Brief - Locate every line in the records below that contains the word "products", and copy each one.

Dataset excerpts -

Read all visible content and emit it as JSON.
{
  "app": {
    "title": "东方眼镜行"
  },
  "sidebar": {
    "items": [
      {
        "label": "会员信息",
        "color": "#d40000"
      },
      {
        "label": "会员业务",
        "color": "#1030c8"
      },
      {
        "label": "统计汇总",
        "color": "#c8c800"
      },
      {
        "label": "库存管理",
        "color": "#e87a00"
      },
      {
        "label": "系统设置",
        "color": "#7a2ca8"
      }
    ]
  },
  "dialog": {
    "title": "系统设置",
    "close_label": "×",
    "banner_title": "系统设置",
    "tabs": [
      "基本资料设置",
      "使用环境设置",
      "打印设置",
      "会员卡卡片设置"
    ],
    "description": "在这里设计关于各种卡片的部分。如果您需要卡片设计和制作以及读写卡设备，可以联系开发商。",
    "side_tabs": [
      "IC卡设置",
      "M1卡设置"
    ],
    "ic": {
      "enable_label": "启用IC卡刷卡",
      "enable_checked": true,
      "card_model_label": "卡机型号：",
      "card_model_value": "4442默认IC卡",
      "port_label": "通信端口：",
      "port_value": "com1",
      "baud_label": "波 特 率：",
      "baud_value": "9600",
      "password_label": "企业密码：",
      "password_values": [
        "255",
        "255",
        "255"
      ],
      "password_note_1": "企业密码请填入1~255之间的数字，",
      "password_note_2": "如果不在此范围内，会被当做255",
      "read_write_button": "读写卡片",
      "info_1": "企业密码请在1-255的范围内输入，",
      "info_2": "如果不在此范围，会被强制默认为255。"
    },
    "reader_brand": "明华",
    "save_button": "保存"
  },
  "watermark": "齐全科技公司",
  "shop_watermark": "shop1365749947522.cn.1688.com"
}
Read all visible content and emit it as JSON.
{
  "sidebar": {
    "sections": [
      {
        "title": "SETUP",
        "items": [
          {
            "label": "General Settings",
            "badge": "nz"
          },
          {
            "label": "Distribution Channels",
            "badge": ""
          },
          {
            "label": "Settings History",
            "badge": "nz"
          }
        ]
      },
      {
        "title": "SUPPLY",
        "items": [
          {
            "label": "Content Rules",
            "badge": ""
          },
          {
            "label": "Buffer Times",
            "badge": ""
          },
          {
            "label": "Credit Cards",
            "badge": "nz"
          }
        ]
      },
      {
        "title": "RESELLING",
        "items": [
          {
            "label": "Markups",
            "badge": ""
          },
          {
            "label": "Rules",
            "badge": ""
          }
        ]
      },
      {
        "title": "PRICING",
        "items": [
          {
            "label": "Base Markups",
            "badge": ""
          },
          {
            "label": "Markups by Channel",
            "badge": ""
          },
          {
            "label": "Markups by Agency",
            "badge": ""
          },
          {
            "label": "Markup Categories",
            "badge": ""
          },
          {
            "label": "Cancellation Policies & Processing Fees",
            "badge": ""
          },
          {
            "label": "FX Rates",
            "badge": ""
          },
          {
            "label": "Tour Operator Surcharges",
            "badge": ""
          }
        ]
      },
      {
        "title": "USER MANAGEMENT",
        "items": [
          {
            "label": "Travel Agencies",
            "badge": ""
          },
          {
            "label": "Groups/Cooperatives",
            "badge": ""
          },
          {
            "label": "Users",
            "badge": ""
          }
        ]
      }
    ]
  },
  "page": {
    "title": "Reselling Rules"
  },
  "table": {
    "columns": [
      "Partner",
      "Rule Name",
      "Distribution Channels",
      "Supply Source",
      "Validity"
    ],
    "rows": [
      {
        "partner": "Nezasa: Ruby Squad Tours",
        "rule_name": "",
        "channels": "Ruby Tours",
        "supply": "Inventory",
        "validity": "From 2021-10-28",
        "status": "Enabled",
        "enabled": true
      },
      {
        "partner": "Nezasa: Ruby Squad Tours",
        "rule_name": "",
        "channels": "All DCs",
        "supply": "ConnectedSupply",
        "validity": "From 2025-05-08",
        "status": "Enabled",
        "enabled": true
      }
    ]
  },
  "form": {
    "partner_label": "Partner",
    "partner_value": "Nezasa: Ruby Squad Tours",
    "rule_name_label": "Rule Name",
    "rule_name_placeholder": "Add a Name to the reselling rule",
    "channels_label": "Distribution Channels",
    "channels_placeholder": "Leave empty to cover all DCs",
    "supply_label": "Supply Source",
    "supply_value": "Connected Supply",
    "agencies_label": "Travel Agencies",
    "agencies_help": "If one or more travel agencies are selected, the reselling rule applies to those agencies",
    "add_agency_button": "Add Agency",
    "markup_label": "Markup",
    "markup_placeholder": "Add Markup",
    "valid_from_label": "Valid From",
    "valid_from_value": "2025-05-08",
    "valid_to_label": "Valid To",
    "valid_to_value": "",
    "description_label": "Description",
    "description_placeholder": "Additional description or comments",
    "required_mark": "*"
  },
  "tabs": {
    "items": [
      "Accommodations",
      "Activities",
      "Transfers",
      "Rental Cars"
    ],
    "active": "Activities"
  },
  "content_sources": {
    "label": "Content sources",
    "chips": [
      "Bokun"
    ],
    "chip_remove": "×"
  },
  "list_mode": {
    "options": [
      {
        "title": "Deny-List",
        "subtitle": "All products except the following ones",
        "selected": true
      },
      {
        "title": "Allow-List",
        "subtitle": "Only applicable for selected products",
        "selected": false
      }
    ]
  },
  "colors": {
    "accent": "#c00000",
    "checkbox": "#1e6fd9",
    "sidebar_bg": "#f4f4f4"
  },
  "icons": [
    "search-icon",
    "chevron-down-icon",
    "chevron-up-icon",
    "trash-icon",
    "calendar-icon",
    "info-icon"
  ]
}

Written answer -
        "subtitle": "All products except the following ones",
        "subtitle": "Only applicable for selected products",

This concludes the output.